Finally, the Surgeon General's 2006 report, The Health Consequences of Involuntary Exposure to Tobacco Smoke, presented several important conclusions about the health risks associated with SHS exposure and effective protection approaches, generated extensive news media coverage, and was cited by a number of state and local policymakers as influencing their decisions on this topic. Of the 26 states that adopted comprehensive smoke-free laws, 16 did so after this report was released.
According to the Centers for Disease Control and Prevention, the number of states that enacted comprehensive smoke-free policies (workplaces, restaurants and bars) increased sharply, from zero states in 2000 to 26 states in 2010. As of January 2, 2019, there are 5,074 states, commonwealths, territories, and municipalities with laws in effect that restrict where smoking is allowed, many of which are 100% smoke-free Non-Hospitality Workplace, Restaurant, or Bar laws, and combinations of the three.
Of course smoking has not been completely eliminated, even though much has been done to build public awareness of the dangers of smoking and the risks of secondhand smoke.
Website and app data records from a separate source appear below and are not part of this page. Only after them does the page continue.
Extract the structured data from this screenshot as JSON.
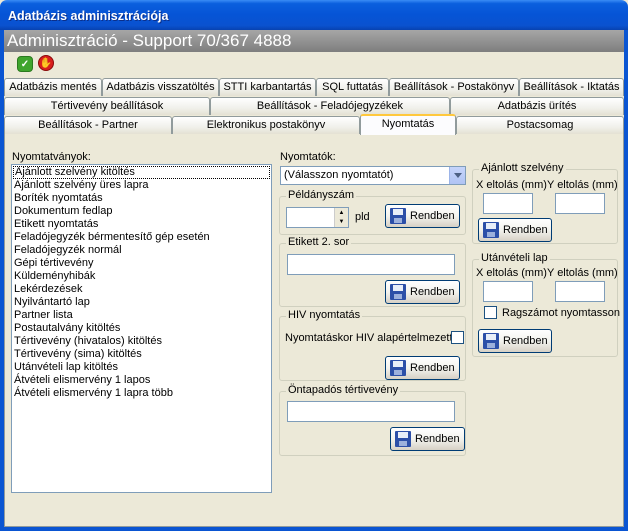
{
  "window": {
    "title": "Adatbázis adminisztrációja"
  },
  "header": {
    "text": "Adminisztráció - Support 70/367 4888"
  },
  "toolbar": {
    "ok_icon": "green-check-icon",
    "exit_icon": "red-stop-hand-icon"
  },
  "tabs": {
    "row1": [
      "Adatbázis mentés",
      "Adatbázis visszatöltés",
      "STTI karbantartás",
      "SQL futtatás",
      "Beállítások - Postakönyv",
      "Beállítások - Iktatás"
    ],
    "row2": [
      "Tértivevény beállítások",
      "Beállítások - Feladójegyzékek",
      "Adatbázis ürítés"
    ],
    "row3": [
      "Beállítások - Partner",
      "Elektronikus postakönyv",
      "Nyomtatás",
      "Postacsomag"
    ],
    "active": "Nyomtatás"
  },
  "forms": {
    "label": "Nyomtatványok:",
    "items": [
      "Ajánlott szelvény kitöltés",
      "Ajánlott szelvény üres lapra",
      "Boríték nyomtatás",
      "Dokumentum fedlap",
      "Etikett nyomtatás",
      "Feladójegyzék bérmentesítő gép esetén",
      "Feladójegyzék normál",
      "Gépi tértivevény",
      "Küldeményhibák",
      "Lekérdezések",
      "Nyilvántartó lap",
      "Partner lista",
      "Postautalvány kitöltés",
      "Tértivevény (hivatalos) kitöltés",
      "Tértivevény (sima) kitöltés",
      "Utánvételi lap kitöltés",
      "Átvételi elismervény 1 lapos",
      "Átvételi elismervény 1 lapra több"
    ],
    "selected_index": 0
  },
  "printers": {
    "label": "Nyomtatók:",
    "selected": "(Válasszon nyomtatót)"
  },
  "copies": {
    "title": "Példányszám",
    "value": "",
    "unit": "pld",
    "save": "Rendben"
  },
  "label2": {
    "title": "Etikett 2. sor",
    "value": "",
    "save": "Rendben"
  },
  "hiv": {
    "title": "HIV nyomtatás",
    "checkbox_label": "Nyomtatáskor HIV alapértelmezett",
    "checked": false,
    "save": "Rendben"
  },
  "selfadhesive": {
    "title": "Öntapadós tértivevény",
    "value": "",
    "save": "Rendben"
  },
  "registered": {
    "title": "Ajánlott szelvény",
    "x_label": "X eltolás (mm)",
    "y_label": "Y eltolás (mm)",
    "x_value": "",
    "y_value": "",
    "save": "Rendben"
  },
  "cod": {
    "title": "Utánvételi lap",
    "x_label": "X eltolás (mm)",
    "y_label": "Y eltolás (mm)",
    "x_value": "",
    "y_value": "",
    "checkbox_label": "Ragszámot nyomtasson",
    "checked": false,
    "save": "Rendben"
  },
  "colors": {
    "title_bar": "#0654D6",
    "header_band": "#8E8E8E",
    "active_tab_accent": "#FFC83C",
    "window_bg": "#ECE9D8"
  }
}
It was only when the nonsmoking public at large began to assert their right to cleaner air that this initiative took hold in society. Groups such as the American Nonsmokers’ Rights Foundation came into being, to build awareness and move the societal levers of individual behavior, social norms and structural realities such as cigarette taxes, tobacco company lawsuits and changes to laws and policy.
Regarding the rights of non-smokers, the world is a very different place than it was in 2006. And we as Americans have seen these changes take place in just a fraction of our lifetimes. So too, Americans must embrace and own the right of every individual to experience a childhood free from sexual abuse.
We realize that despite our best efforts, child sexual abuse (CSA) will not be ended forever, regardless of how well we’re engaging the system. However, we do recognize there are drivers in society and key moments of clarity (e.g., #metoo) which can create momentum to move society forward. This can result in proactive, measurable activities we can use to learn and adapt, which in turn lead to stories that illuminate the challenge and feature positive results — ripples that build on themselves as these stories and activities evolve and advance.
Four drivers of success. Systems thinking is a different model than traditional thinking... it’s never that clear-cut, but it does help us understand the system as it currently exists and helps us to visualize potential areas to have the most effective impact.
What will drive our effectiveness moving forward? These four questions:
Are we delivering positive impacts to those we hope to serve?
Are we actually catalyzing changes in the underlying dynamics (i.e., Individual, social, structural)?
How well are we listening to the system together? Are we leveraging information and assets in a structured and meaningful way?
Are we learning and adapting effectively as we move forward?
Herein lies the challenge before us. We welcome the involvement of all who read our posts.